Try it> Copy every entry exactly as it reads and exclude whatever pictures appear.

The data>
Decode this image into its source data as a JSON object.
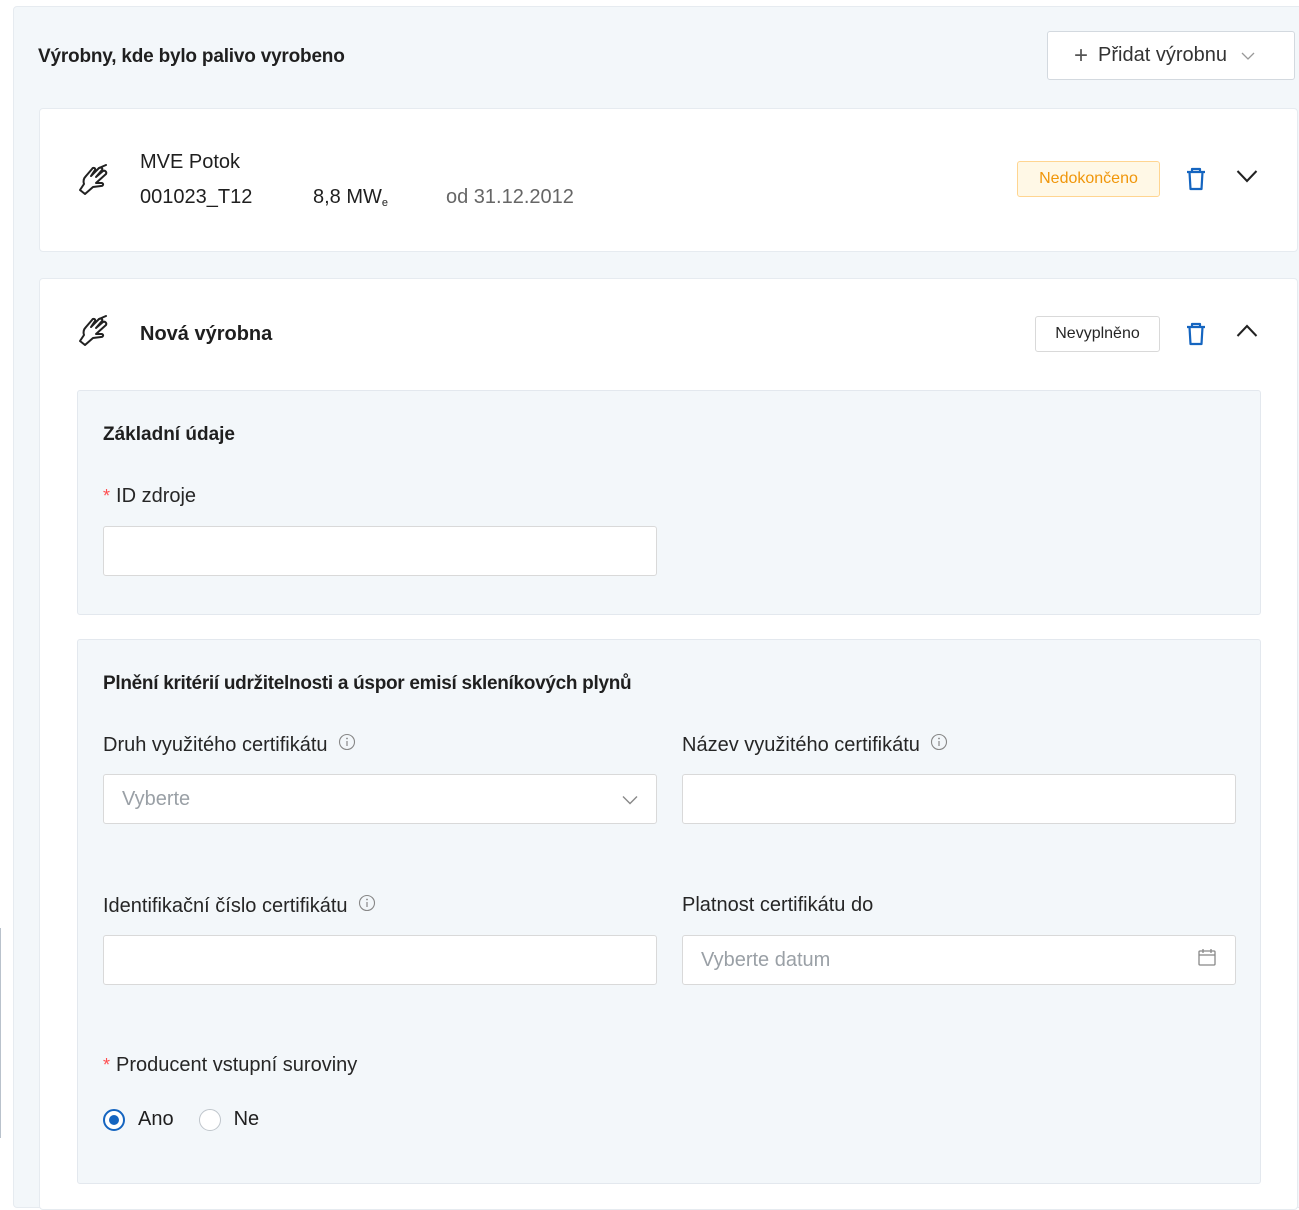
{
  "section": {
    "title": "Výrobny, kde bylo palivo vyrobeno",
    "add_button": "Přidat výrobnu"
  },
  "plants": [
    {
      "name": "MVE Potok",
      "id": "001023_T12",
      "power": "8,8 MW",
      "power_sub": "e",
      "since": "od 31.12.2012",
      "status": "Nedokončeno"
    }
  ],
  "new_plant": {
    "name": "Nová výrobna",
    "status": "Nevyplněno",
    "basic": {
      "title": "Základní údaje",
      "id_label": "ID zdroje",
      "id_value": ""
    },
    "criteria": {
      "title": "Plnění kritérií udržitelnosti a úspor emisí skleníkových plynů",
      "cert_type_label": "Druh využitého certifikátu",
      "cert_type_placeholder": "Vyberte",
      "cert_name_label": "Název využitého certifikátu",
      "cert_name_value": "",
      "cert_number_label": "Identifikační číslo certifikátu",
      "cert_number_value": "",
      "cert_validity_label": "Platnost certifikátu do",
      "cert_validity_placeholder": "Vyberte datum",
      "producer_label": "Producent vstupní suroviny",
      "producer_options": [
        "Ano",
        "Ne"
      ],
      "producer_selected": "Ano"
    }
  },
  "colors": {
    "accent": "#1565c0",
    "warning_text": "#f0960a",
    "warning_bg": "#fff8e6",
    "panel_bg": "#f3f7fa",
    "required": "#ff4d4f"
  }
}
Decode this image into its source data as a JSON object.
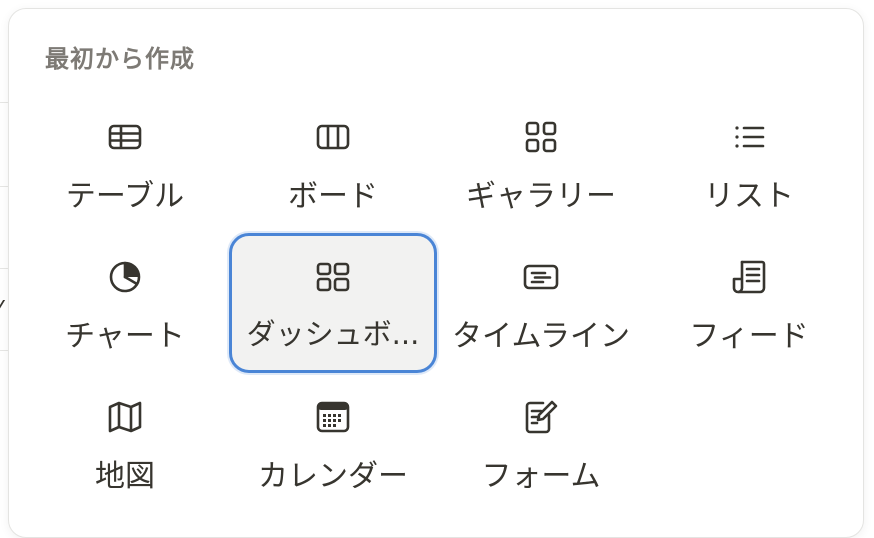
{
  "section": {
    "title": "最初から作成"
  },
  "tiles": [
    {
      "label": "テーブル",
      "icon": "table-icon"
    },
    {
      "label": "ボード",
      "icon": "board-icon"
    },
    {
      "label": "ギャラリー",
      "icon": "gallery-icon"
    },
    {
      "label": "リスト",
      "icon": "list-icon"
    },
    {
      "label": "チャート",
      "icon": "chart-icon"
    },
    {
      "label": "ダッシュボ...",
      "icon": "dashboard-icon",
      "selected": true
    },
    {
      "label": "タイムライン",
      "icon": "timeline-icon"
    },
    {
      "label": "フィード",
      "icon": "feed-icon"
    },
    {
      "label": "地図",
      "icon": "map-icon"
    },
    {
      "label": "カレンダー",
      "icon": "calendar-icon"
    },
    {
      "label": "フォーム",
      "icon": "form-icon"
    }
  ],
  "colors": {
    "accent": "#4a85d6",
    "text": "#37352f",
    "muted": "#7d7a75",
    "selected_bg": "#f2f2f1"
  }
}
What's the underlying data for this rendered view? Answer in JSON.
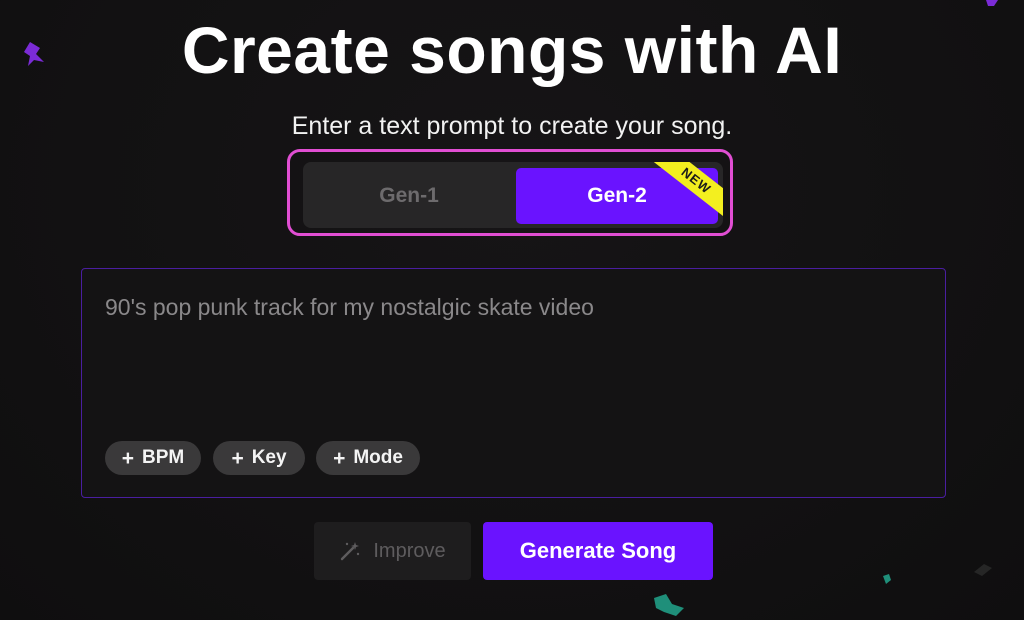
{
  "header": {
    "title": "Create songs with AI",
    "subtitle": "Enter a text prompt to create your song."
  },
  "model_toggle": {
    "options": [
      {
        "label": "Gen-1",
        "selected": false
      },
      {
        "label": "Gen-2",
        "selected": true
      }
    ],
    "new_badge": "NEW"
  },
  "prompt": {
    "placeholder": "90's pop punk track for my nostalgic skate video",
    "chips": [
      {
        "label": "BPM",
        "icon": "plus-icon"
      },
      {
        "label": "Key",
        "icon": "plus-icon"
      },
      {
        "label": "Mode",
        "icon": "plus-icon"
      }
    ]
  },
  "actions": {
    "improve_label": "Improve",
    "improve_icon": "magic-wand-icon",
    "generate_label": "Generate Song"
  },
  "colors": {
    "background": "#121112",
    "accent": "#6a13ff",
    "highlight_border": "#e14ed3",
    "badge": "#f3ef1f"
  }
}
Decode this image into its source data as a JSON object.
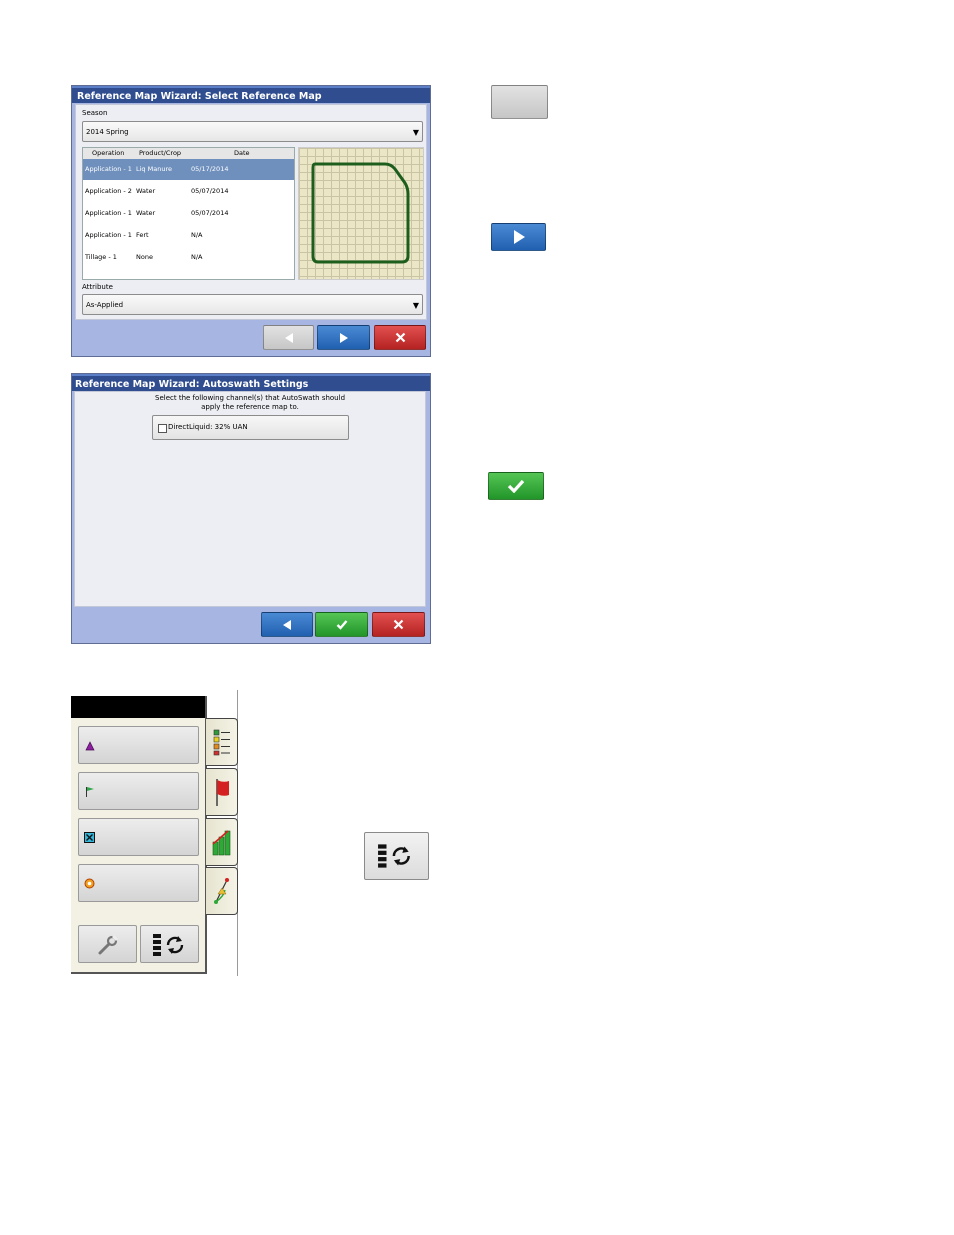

Answer>
Decode this image into its source data as a JSON object.
{
  "section": {
    "title": "Výrobny, kde bylo palivo vyrobeno",
    "add_button": "Přidat výrobnu"
  },
  "plants": [
    {
      "name": "MVE Potok",
      "id": "001023_T12",
      "power": "8,8 MW",
      "power_sub": "e",
      "since": "od 31.12.2012",
      "status": "Nedokončeno"
    }
  ],
  "new_plant": {
    "name": "Nová výrobna",
    "status": "Nevyplněno",
    "basic": {
      "title": "Základní údaje",
      "id_label": "ID zdroje",
      "id_value": ""
    },
    "criteria": {
      "title": "Plnění kritérií udržitelnosti a úspor emisí skleníkových plynů",
      "cert_type_label": "Druh využitého certifikátu",
      "cert_type_placeholder": "Vyberte",
      "cert_name_label": "Název využitého certifikátu",
      "cert_name_value": "",
      "cert_number_label": "Identifikační číslo certifikátu",
      "cert_number_value": "",
      "cert_validity_label": "Platnost certifikátu do",
      "cert_validity_placeholder": "Vyberte datum",
      "producer_label": "Producent vstupní suroviny",
      "producer_options": [
        "Ano",
        "Ne"
      ],
      "producer_selected": "Ano"
    }
  },
  "colors": {
    "accent": "#1565c0",
    "warning_text": "#f0960a",
    "warning_bg": "#fff8e6",
    "panel_bg": "#f3f7fa",
    "required": "#ff4d4f"
  }
}
Decode this image into its source data as a JSON object.
{
  "section": {
    "title": "最初から作成"
  },
  "tiles": [
    {
      "label": "テーブル",
      "icon": "table-icon"
    },
    {
      "label": "ボード",
      "icon": "board-icon"
    },
    {
      "label": "ギャラリー",
      "icon": "gallery-icon"
    },
    {
      "label": "リスト",
      "icon": "list-icon"
    },
    {
      "label": "チャート",
      "icon": "chart-icon"
    },
    {
      "label": "ダッシュボ...",
      "icon": "dashboard-icon",
      "selected": true
    },
    {
      "label": "タイムライン",
      "icon": "timeline-icon"
    },
    {
      "label": "フィード",
      "icon": "feed-icon"
    },
    {
      "label": "地図",
      "icon": "map-icon"
    },
    {
      "label": "カレンダー",
      "icon": "calendar-icon"
    },
    {
      "label": "フォーム",
      "icon": "form-icon"
    }
  ],
  "colors": {
    "accent": "#4a85d6",
    "text": "#37352f",
    "muted": "#7d7a75",
    "selected_bg": "#f2f2f1"
  }
}
What's the underlying data for this rendered view? Answer in JSON.
{
  "header": {
    "title": "Create songs with AI",
    "subtitle": "Enter a text prompt to create your song."
  },
  "model_toggle": {
    "options": [
      {
        "label": "Gen-1",
        "selected": false
      },
      {
        "label": "Gen-2",
        "selected": true
      }
    ],
    "new_badge": "NEW"
  },
  "prompt": {
    "placeholder": "90's pop punk track for my nostalgic skate video",
    "chips": [
      {
        "label": "BPM",
        "icon": "plus-icon"
      },
      {
        "label": "Key",
        "icon": "plus-icon"
      },
      {
        "label": "Mode",
        "icon": "plus-icon"
      }
    ]
  },
  "actions": {
    "improve_label": "Improve",
    "improve_icon": "magic-wand-icon",
    "generate_label": "Generate Song"
  },
  "colors": {
    "background": "#121112",
    "accent": "#6a13ff",
    "highlight_border": "#e14ed3",
    "badge": "#f3ef1f"
  }
}
Decode this image into its source data as a JSON object.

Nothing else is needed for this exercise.